• _TRY IT_
Return the full listing, keeping every line exactly as it is.

• _DATA FOR THIS EXERCISE_
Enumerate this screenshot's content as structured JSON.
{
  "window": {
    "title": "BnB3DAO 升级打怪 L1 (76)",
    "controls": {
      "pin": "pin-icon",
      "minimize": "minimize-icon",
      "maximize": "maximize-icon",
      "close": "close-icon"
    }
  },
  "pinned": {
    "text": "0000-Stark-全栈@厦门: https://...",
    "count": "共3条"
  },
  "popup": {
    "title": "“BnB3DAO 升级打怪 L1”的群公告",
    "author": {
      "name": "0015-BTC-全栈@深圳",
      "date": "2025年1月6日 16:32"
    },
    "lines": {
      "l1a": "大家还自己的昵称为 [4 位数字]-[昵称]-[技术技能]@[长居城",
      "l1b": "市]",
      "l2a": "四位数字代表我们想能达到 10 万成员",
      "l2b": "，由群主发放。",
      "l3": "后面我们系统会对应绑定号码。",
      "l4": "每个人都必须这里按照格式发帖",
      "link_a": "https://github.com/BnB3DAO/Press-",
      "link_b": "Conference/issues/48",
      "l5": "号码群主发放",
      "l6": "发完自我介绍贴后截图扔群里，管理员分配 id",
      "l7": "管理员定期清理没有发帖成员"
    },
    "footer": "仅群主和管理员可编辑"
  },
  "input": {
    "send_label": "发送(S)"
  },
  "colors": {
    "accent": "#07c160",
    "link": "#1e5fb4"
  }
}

• _ANSWER SECTION_
Enumerate this screenshot's content as structured JSON.
{
  "window": {
    "title": "BnB3DAO 升级打怪 L1 (76)",
    "controls": {
      "pin": "pin-icon",
      "minimize": "minimize-icon",
      "maximize": "maximize-icon",
      "close": "close-icon"
    }
  },
  "pinned": {
    "text": "0000-Stark-全栈@厦门: https://...",
    "count": "共3条"
  },
  "popup": {
    "title": "“BnB3DAO 升级打怪 L1”的群公告",
    "author": {
      "name": "0015-BTC-全栈@深圳",
      "date": "2025年1月6日 16:32"
    },
    "lines": {
      "l1a": "大家还自己的昵称为 [4 位数字]-[昵称]-[技术技能]@[长居城",
      "l1b": "市]",
      "l2a": "四位数字代表我们想能达到 10 万成员",
      "l2b": "，由群主发放。",
      "l3": "后面我们系统会对应绑定号码。",
      "l4": "每个人都必须这里按照格式发帖",
      "link_a": "https://github.com/BnB3DAO/Press-",
      "link_b": "Conference/issues/48",
      "l5": "号码群主发放",
      "l6": "发完自我介绍贴后截图扔群里，管理员分配 id",
      "l7": "管理员定期清理没有发帖成员"
    },
    "footer": "仅群主和管理员可编辑"
  },
  "input": {
    "send_label": "发送(S)"
  },
  "colors": {
    "accent": "#07c160",
    "link": "#1e5fb4"
  }
}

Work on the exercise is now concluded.